It's like any race – I need to train for it.

The day job is taking up a lot of spare cycles right now. On the one hand, I actually *like* my job for possibly the first time in my life, and I think I might turn out to be pretty good at it. That's a good thing. But it means that I'm still working even when I'm not working – I'm thinking about it, planning for it, reviewing it. That's processing time that used to be spent on story formation, world-building, and general day-dreaming.

So I think it's going to come down to discipline. I'm going to *have* to come out here to my lovely little sanctuary and make myself *produce.*

I still owe Camilla the crit, which I'm picking at a little at a time, and I haven't yet checked in with Dreamers. Sorry, guys. Give me a little more time to figure out how to juggle these things.

Oh, and the office – have I glowed properly about the office yet? I love it out here. I bought a massive wooden desk at an asset liquidation store, and had some spare pieces that I'm using to store office supplies and things, and I've hung some of the art (and can't wait to buy and/or make more.) It looks nice, it smells nice, and it's mine-all-mine.

Meanwhile – sleep. I have to work tomorrow (Sunday) but it feels more like I *get* to work tomorrow, and that is a very good thing.

An evil and corrosive thread

Funny thing happened tonight. This is going to sound seriously lame to all of you Real Writers out there, but here goes:

I decided to start writing the truth, and suddenly it's not hard to write.

I'll explain.

Remember Red Carpet, formerly 44D? It's a WIP that I started more than a year ago, at a writers' conference. It was a good idea, but I had a hell of a time making it work. I had created a setting I knew nothing about, a character I couldn't relate to, and an environment that even I wasn't convinced by. But I was totally in love with the *idea*, the central theme of the story, which was about fandom. It was important to me, but I wasn't willing to admit *why* it was – which was because I am, of course, a fan.

It just didn't work. I've tried over and over to rewrite it, and I get no closer to the story I'm trying to tell. And then it dawned on me that I'm going to such extreme lengths to disguise the fact that this is *me* that I can't touch the actual story underneath the disguise.

So I tried again tonight, only this time I told the truth about what the character thinks and feels – I put *me* on the page – and it was *easy.* I even stuck in some little factual details here and there.

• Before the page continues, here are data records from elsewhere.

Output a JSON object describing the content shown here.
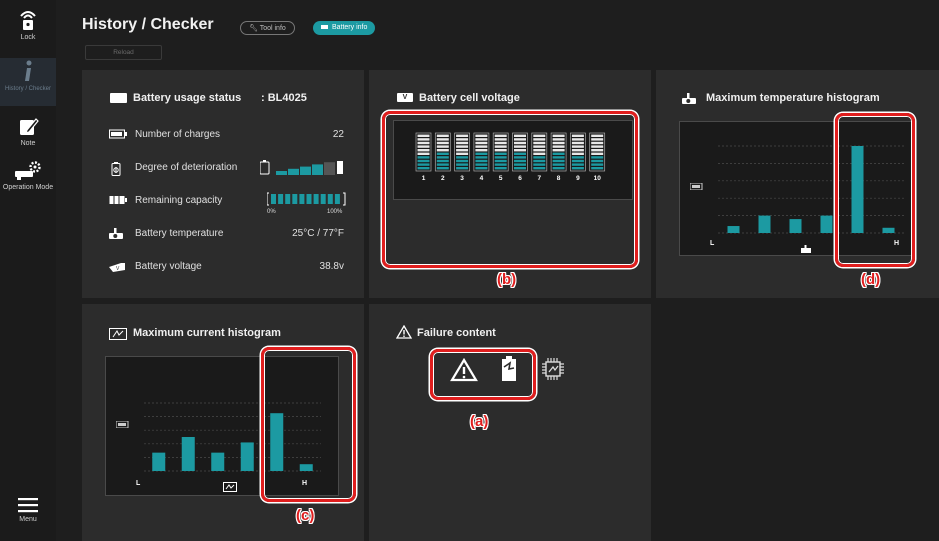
{
  "sidebar": {
    "items": [
      {
        "label": "Lock",
        "icon": "lock-icon"
      },
      {
        "label": "History / Checker",
        "icon": "info-icon",
        "active": true
      },
      {
        "label": "Note",
        "icon": "note-icon"
      },
      {
        "label": "Operation Mode",
        "icon": "operation-mode-icon"
      },
      {
        "label": "Menu",
        "icon": "hamburger-icon"
      }
    ]
  },
  "header": {
    "title": "History / Checker",
    "tabs": [
      {
        "label": "Tool info",
        "active": false
      },
      {
        "label": "Battery info",
        "active": true
      }
    ],
    "reload_label": "Reload"
  },
  "usage": {
    "title": "Battery usage status",
    "model": ": BL4025",
    "rows": [
      {
        "label": "Number of charges",
        "value": "22",
        "icon": "charge-counter-icon"
      },
      {
        "label": "Degree of deterioration",
        "value": "",
        "icon": "deterioration-icon"
      },
      {
        "label": "Remaining capacity",
        "value": "",
        "icon": "capacity-icon"
      },
      {
        "label": "Battery temperature",
        "value": "25°C / 77°F",
        "icon": "thermometer-icon"
      },
      {
        "label": "Battery voltage",
        "value": "38.8v",
        "icon": "voltage-icon"
      }
    ],
    "deterioration_bars_filled": 4,
    "deterioration_bars_total": 5,
    "capacity_min_label": "0%",
    "capacity_max_label": "100%",
    "capacity_fraction": 1.0
  },
  "cell_voltage": {
    "title": "Battery cell voltage",
    "cells": [
      "1",
      "2",
      "3",
      "4",
      "5",
      "6",
      "7",
      "8",
      "9",
      "10"
    ],
    "levels": [
      0.4,
      0.45,
      0.4,
      0.5,
      0.45,
      0.45,
      0.4,
      0.45,
      0.4,
      0.35
    ]
  },
  "temp_hist": {
    "title": "Maximum temperature histogram",
    "low_label": "L",
    "high_label": "H",
    "values": [
      0.08,
      0.2,
      0.16,
      0.2,
      1.0,
      0.06
    ]
  },
  "current_hist": {
    "title": "Maximum current histogram",
    "low_label": "L",
    "high_label": "H",
    "values": [
      0.27,
      0.5,
      0.27,
      0.42,
      0.85,
      0.1
    ]
  },
  "failure": {
    "title": "Failure content",
    "icons": [
      "warning-icon",
      "battery-fault-icon",
      "chip-icon"
    ]
  },
  "callouts": {
    "a": "(a)",
    "b": "(b)",
    "c": "(c)",
    "d": "(d)"
  },
  "colors": {
    "accent": "#1c9aa2",
    "highlight": "#e01e1e",
    "panel": "#2c2c2c"
  }
}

See? You real writers are saying “Uhhh… DUH. Hasn't anyone ever told you to write what you know?”

Yeah, of course they have, but I didn't get it. It's astonishing to me that I could completely miss the point for so long. I figured I didn't know *anything* well enough to write about it, which is why I write fantasy and horror, because they're completely made up. Yes, I now understand how completely stupid that is.

A friend of mine called me on that a couple of weeks ago. We were talking about someone else's bizarre upbringing, and a bit of it happened to coincide with my own, and I said so. My friend looked at me wide-eyed and asked “What are you doing writing these little fantasy stories when you have stuff like *that* to write about?!”

The truth? Fear. Fear of being found out, of being revealed, of being accused of taking myself too seriously, of being seen and judged. Well screw the fear. I'm not writing what's important to me because of fear, and that's not fiction, it's bullshit.

So now the smell of the leather jacket is actually my ex-fiance's jacket from 15 years ago. The awful conference that the MC attends is the stupid circle-jerk that my former employer put on at a posh resort four years ago. The lists of overused words were made by both a colleague and my husband within the last month.

I haven't done that in the last eight years or so – put real experiences in a story.

Yes, I'm serious.

See? I'm a total fraud. What kind of writer goes to those lengths to hide?

This one still has a fantasy element to it (I think we're calling this Magical Realism these days, aren't we? I can't keep up.) I imagine they all will, because that's what I love. But it'll be interesting (to me, at least) to see what I produce from here on out.